> TASK TO CARRY OUT: Please write out all of the data below exactly, without including the pictures.

[Stored dataset items]
^^^^^^^^

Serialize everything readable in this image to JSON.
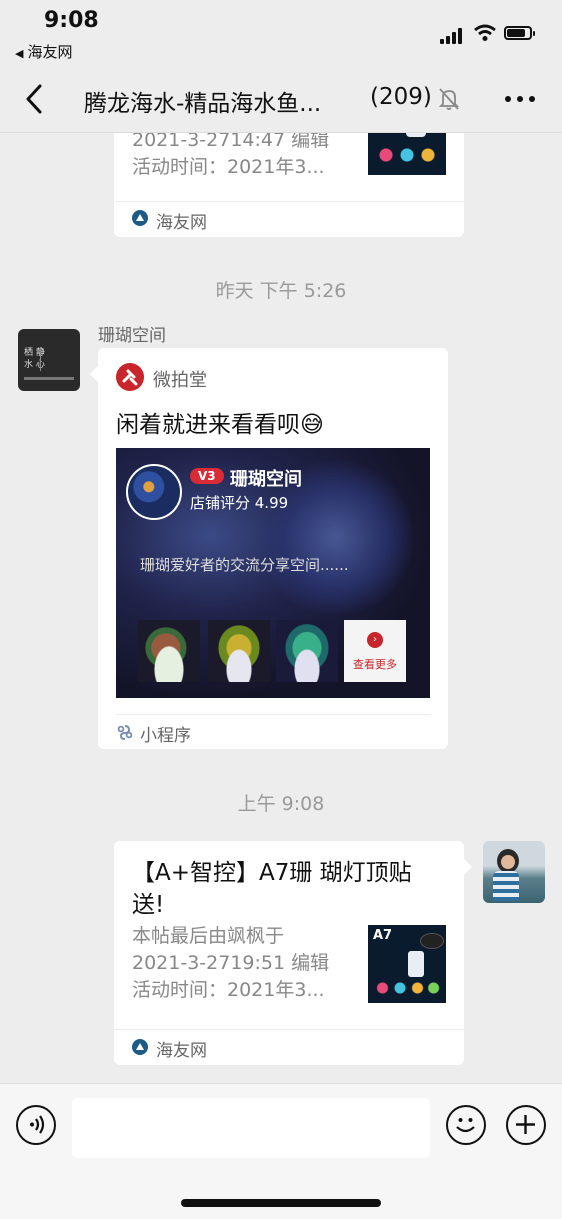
{
  "status_bar": {
    "time": "9:08",
    "back_app": "海友网"
  },
  "nav": {
    "title": "腾龙海水-精品海水鱼...",
    "member_count": "(209)"
  },
  "messages": {
    "top_card": {
      "sub_line1": "2021-3-2714:47 编辑",
      "sub_line2": "活动时间：2021年3...",
      "source": "海友网"
    },
    "timestamp1": "昨天 下午 5:26",
    "coral_msg": {
      "sender": "珊瑚空间",
      "app_name": "微拍堂",
      "text": "闲着就进来看看呗",
      "emoji": "😅",
      "shop_badge": "V3",
      "shop_name": "珊瑚空间",
      "shop_rating": "店铺评分 4.99",
      "shop_desc": "珊瑚爱好者的交流分享空间......",
      "view_more": "查看更多",
      "source": "小程序"
    },
    "timestamp2": "上午 9:08",
    "a7_card": {
      "title_line1": "【A+智控】A7珊 瑚灯顶贴",
      "title_line2": "送!",
      "sub_line1": "本帖最后由飒枫于",
      "sub_line2": "2021-3-2719:51 编辑",
      "sub_line3": "活动时间：2021年3...",
      "thumb_label": "A7",
      "source": "海友网"
    }
  },
  "colors": {
    "background": "#ededed",
    "weipaitang_red": "#c8262c",
    "badge_red": "#d92b35"
  }
}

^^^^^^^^

> ANSWER BOX:
Serialize everything readable in this image to JSON.
{
  "status_bar": {
    "time": "9:08",
    "back_app": "海友网"
  },
  "nav": {
    "title": "腾龙海水-精品海水鱼...",
    "member_count": "(209)"
  },
  "messages": {
    "top_card": {
      "sub_line1": "2021-3-2714:47 编辑",
      "sub_line2": "活动时间：2021年3...",
      "source": "海友网"
    },
    "timestamp1": "昨天 下午 5:26",
    "coral_msg": {
      "sender": "珊瑚空间",
      "app_name": "微拍堂",
      "text": "闲着就进来看看呗",
      "emoji": "😅",
      "shop_badge": "V3",
      "shop_name": "珊瑚空间",
      "shop_rating": "店铺评分 4.99",
      "shop_desc": "珊瑚爱好者的交流分享空间......",
      "view_more": "查看更多",
      "source": "小程序"
    },
    "timestamp2": "上午 9:08",
    "a7_card": {
      "title_line1": "【A+智控】A7珊 瑚灯顶贴",
      "title_line2": "送!",
      "sub_line1": "本帖最后由飒枫于",
      "sub_line2": "2021-3-2719:51 编辑",
      "sub_line3": "活动时间：2021年3...",
      "thumb_label": "A7",
      "source": "海友网"
    }
  },
  "colors": {
    "background": "#ededed",
    "weipaitang_red": "#c8262c",
    "badge_red": "#d92b35"
  }
}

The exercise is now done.